In the previous article I talked about the lapse in the top down approach to the sports programs in the county.
While the last article was highly observational this one is a purely opinion piece, taken from my experience coaching different sports in the county.
I have spoken with many parents and coaches at many different levels and along with my own experience parenting my children. There seems to be a lack in this generation of the competitive fire that used to be so prevalent in previous years.
The competitive fire is a very important aspect of sports.
From the entry level little league programs all the way to the professional level.
It’s becoming increasingly difficult to bring out those aggressive behaviors and spirit of competition that made our predecessors so successful.
I am not saying that it doesn’t exist, as some kids exhibit it from day one. But what used to be the majority in sports programs is now the minority.
On a team of 12 kids you will have four or five that are on fire and willing to charge the breach headlong, whereas the others provide support.
The situation used to be reversed as each team had one or two kids that lacked competitive fire and the rest were gun-ho.
What has led to this?
I’m not really sure as anything proposed would be conjecture. My humble opinion is that the kids are inundated with numerous hobbies that split their focus.
Video games and YouTube have a major influence over our youth. Most of the competitive fire I’m speaking of is put in reserve by the children to be unleashed on campers in Call of Duty or Fortnite.
I think it’s a healthy dose anti-bullying measures coupled with aforementioned electronics and a drumming down from some coaches to stomp out that fire.
I was always coached to show aggression and fire on the field but once you leave the field you also leave all of that behind.
So, what is the answer you may ask?
I’m not sure there is one. It may just be where we are as a society. Some may say it’s just born in them and that may also be true as evidenced with my own children to which one is very competitive and aggressive and the other not so much.
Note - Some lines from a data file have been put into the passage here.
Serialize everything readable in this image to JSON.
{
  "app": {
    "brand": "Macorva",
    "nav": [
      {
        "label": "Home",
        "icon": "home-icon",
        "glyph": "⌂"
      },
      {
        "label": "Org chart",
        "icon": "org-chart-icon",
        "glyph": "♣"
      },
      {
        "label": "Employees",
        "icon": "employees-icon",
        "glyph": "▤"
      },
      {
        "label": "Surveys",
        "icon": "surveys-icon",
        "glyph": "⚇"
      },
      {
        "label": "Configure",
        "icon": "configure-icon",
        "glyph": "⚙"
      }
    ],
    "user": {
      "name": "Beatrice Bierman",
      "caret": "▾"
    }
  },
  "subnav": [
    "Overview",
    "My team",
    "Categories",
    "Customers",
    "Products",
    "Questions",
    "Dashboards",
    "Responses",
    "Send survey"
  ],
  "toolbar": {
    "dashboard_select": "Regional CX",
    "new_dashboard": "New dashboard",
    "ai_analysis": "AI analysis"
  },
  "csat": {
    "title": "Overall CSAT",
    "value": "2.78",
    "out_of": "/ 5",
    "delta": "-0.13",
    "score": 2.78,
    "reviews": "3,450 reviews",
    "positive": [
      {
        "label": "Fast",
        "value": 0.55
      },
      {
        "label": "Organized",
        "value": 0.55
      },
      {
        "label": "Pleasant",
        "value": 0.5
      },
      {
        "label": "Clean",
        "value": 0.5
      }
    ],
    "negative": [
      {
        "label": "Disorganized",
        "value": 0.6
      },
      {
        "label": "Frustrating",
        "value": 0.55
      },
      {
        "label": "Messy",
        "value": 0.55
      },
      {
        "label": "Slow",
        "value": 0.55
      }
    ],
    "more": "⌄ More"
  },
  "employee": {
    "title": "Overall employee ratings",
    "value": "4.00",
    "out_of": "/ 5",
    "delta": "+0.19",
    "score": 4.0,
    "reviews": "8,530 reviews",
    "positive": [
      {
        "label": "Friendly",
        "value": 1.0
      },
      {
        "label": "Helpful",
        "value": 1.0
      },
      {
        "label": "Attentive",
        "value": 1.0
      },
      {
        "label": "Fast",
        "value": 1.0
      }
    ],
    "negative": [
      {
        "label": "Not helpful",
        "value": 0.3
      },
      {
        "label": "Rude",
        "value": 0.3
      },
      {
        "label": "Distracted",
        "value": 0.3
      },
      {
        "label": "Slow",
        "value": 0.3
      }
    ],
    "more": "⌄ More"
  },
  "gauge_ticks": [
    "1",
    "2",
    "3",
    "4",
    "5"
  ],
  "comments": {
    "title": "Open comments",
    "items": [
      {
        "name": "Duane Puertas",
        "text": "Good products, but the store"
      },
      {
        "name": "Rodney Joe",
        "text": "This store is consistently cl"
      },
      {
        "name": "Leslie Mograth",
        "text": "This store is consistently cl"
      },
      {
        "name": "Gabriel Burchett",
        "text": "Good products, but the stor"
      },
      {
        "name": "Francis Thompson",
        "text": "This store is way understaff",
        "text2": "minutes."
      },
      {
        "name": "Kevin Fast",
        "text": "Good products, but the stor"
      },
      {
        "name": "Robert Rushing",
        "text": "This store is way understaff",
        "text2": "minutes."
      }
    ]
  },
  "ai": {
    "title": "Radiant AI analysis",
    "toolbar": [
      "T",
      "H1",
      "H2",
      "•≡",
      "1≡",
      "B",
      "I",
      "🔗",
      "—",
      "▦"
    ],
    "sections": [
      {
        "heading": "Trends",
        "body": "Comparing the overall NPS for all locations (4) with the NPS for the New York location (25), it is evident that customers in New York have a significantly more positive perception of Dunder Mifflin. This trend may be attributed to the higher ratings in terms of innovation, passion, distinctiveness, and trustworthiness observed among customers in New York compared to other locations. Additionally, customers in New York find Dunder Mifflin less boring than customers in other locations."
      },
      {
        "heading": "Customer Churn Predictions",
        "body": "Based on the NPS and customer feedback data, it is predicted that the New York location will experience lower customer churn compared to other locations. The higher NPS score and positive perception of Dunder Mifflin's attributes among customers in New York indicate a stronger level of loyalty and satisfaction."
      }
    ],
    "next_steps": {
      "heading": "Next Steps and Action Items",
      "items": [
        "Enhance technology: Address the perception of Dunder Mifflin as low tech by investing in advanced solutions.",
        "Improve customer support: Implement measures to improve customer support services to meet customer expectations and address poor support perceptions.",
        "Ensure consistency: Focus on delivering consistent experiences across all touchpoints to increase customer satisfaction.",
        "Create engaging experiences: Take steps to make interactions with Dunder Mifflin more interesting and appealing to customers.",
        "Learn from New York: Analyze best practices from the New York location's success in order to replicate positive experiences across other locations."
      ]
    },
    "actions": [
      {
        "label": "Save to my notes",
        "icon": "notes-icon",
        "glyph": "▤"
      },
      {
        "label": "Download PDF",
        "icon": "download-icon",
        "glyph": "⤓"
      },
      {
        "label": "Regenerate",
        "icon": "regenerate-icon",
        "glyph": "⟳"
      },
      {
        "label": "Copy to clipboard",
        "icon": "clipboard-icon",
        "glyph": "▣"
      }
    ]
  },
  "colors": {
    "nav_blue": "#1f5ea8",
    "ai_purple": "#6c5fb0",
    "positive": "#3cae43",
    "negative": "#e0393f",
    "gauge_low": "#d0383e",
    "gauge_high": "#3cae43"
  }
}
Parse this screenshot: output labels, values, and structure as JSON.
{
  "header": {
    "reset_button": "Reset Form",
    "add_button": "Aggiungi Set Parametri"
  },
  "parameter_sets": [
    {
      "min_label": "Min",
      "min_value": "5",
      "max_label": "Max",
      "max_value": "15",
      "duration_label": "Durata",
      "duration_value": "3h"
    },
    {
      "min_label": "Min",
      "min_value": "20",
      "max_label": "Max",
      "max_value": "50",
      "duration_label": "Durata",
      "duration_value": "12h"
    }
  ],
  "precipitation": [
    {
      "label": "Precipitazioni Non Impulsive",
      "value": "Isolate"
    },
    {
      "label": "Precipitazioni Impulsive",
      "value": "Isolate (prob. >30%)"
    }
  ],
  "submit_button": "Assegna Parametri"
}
As a coach we love all our kids and will always work to bring out the best in them. If I had to chose between having good kids who will become good contributors to society or aggressive behavior on the field, the good kids metaphor would win hands down, but is it too much to wish to have them both ? I hope not.